Venice actually started out as a bay of communities which combined in alliance for defence against the Lombards and other invaders in the 7th century, since the Byzantine Empire’s power began to decline in North Italy.
In the old days, it was only the wealthy Venetians who were able to afford the Frittelle alla Veneziana dessert in Venice.
Nowadays, you can find this delicious sweet treat at almost any local confectionery in the city.
The Carnevale di Venezia (Carnival of Venice) became official during the Renaissance period, although the celebrated festival began in the 12th century when the city overthrew the Patriarch of Aquileia and became a Republic. The citizens of the newly-procured republic began to dance in the streets of San Marco Square in the center of Venice.

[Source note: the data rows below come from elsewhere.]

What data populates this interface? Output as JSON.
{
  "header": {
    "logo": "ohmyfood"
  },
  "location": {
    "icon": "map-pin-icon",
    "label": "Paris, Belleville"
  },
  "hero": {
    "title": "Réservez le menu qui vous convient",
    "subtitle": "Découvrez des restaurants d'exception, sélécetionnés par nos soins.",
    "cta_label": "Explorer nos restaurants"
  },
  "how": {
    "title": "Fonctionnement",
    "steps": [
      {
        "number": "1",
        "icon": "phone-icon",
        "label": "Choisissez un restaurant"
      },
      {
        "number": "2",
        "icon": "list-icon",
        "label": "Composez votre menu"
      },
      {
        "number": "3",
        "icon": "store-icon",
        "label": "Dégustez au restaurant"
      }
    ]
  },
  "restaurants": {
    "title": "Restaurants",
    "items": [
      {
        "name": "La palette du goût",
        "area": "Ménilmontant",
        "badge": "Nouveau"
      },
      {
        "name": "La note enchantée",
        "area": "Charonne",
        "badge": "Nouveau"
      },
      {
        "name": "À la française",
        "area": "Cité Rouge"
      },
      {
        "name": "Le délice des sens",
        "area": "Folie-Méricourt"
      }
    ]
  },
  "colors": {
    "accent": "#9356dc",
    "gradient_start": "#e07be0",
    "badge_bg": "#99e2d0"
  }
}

Ever since, the biggest carnival in the world is held in the city in honour of their victory.
Palazzo Ducale, or “Doge’s Palace” in English, is a beautiful gothic palace on the Grand Canal of the city of Venice in north-eastern Italy.

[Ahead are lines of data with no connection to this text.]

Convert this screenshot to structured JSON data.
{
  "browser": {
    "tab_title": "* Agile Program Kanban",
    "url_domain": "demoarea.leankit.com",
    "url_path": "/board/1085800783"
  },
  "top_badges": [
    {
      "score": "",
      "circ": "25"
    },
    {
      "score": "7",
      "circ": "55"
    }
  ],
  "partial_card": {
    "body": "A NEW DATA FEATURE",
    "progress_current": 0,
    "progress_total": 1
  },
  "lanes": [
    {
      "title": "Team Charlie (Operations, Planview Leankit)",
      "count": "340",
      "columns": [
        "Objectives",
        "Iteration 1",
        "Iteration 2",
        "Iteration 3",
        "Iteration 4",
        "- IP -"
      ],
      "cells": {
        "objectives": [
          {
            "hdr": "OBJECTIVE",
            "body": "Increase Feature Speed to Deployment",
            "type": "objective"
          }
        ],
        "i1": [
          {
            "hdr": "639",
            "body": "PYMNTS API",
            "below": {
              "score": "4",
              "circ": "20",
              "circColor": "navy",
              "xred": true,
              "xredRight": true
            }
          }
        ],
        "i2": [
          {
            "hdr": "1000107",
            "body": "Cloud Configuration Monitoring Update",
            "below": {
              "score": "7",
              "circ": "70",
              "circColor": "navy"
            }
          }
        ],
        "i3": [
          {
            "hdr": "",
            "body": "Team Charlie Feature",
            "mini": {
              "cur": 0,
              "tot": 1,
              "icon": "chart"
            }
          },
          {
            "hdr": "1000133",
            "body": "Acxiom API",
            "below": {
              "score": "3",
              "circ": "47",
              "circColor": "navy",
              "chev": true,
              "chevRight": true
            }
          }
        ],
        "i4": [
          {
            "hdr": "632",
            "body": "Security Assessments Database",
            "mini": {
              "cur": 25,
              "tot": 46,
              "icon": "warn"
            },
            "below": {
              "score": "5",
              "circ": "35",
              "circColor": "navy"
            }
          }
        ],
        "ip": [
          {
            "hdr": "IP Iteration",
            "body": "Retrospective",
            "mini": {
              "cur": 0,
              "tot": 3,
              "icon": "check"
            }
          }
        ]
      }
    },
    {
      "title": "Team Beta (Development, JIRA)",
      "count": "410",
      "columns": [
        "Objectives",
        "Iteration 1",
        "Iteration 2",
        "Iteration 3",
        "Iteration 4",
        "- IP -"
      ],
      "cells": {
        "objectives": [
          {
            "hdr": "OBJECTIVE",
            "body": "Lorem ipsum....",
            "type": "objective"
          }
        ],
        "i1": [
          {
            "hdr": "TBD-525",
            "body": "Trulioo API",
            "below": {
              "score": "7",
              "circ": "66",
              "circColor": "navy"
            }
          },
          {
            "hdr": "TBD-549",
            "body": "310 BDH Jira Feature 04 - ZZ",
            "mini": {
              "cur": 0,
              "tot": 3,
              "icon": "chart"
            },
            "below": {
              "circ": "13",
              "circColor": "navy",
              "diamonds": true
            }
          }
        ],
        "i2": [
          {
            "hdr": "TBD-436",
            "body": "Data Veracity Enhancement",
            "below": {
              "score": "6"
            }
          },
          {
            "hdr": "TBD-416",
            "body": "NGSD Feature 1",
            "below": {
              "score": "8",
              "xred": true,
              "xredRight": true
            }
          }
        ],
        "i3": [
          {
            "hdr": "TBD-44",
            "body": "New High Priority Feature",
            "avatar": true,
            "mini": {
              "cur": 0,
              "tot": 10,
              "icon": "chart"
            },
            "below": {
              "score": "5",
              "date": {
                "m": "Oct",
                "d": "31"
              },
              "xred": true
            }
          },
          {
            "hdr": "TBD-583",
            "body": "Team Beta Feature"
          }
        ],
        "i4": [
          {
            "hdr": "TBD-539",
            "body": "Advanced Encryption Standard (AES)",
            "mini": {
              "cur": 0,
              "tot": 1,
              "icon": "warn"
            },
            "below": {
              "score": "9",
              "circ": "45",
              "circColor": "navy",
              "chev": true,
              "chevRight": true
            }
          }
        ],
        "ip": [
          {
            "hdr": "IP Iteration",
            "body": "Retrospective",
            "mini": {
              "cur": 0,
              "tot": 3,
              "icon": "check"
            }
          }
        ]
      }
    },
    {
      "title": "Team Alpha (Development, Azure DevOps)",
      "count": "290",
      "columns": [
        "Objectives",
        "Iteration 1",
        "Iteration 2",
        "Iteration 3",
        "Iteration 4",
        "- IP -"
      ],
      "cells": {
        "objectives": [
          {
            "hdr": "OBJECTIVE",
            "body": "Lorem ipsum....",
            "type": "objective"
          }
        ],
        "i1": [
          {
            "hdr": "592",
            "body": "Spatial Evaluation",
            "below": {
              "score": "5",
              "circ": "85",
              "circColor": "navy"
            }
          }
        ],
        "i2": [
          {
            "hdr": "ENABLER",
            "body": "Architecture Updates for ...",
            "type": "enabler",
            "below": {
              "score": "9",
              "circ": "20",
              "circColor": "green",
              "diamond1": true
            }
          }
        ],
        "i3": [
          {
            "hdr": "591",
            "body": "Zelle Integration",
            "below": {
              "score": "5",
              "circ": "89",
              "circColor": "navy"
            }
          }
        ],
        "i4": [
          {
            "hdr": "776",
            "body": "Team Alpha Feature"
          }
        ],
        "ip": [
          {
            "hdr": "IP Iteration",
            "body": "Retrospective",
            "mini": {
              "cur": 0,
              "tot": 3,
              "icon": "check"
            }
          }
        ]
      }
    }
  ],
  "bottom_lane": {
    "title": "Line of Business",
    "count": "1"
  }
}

The Ducale Palace not only houses the doge of Venice but also the political institutions of the city-state as long as it remained a republic.

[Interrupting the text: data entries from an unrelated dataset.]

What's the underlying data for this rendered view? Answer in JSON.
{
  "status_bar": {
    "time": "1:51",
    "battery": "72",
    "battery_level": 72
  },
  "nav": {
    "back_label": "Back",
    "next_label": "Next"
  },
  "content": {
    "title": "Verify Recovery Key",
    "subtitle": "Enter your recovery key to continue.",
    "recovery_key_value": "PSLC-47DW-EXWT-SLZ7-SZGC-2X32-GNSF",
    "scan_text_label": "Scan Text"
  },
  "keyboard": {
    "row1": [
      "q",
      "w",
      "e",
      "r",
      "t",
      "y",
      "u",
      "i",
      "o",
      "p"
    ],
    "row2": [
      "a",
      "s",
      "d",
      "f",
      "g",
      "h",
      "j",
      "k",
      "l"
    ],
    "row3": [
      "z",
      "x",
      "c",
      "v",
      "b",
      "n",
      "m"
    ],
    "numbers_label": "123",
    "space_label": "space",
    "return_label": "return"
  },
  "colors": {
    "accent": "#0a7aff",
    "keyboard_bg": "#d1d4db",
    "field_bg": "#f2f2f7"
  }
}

In England, there are some imitations of the Ducale Palace’s unique architectural structure dating back to the 19th century!
The Wool Exchange in Bradford, UK for example was modelled after the Doge’s Palace of Venice. Be sure to pay a visit to Venice and compare the profound architectural detail of its landmarks and significant attractions.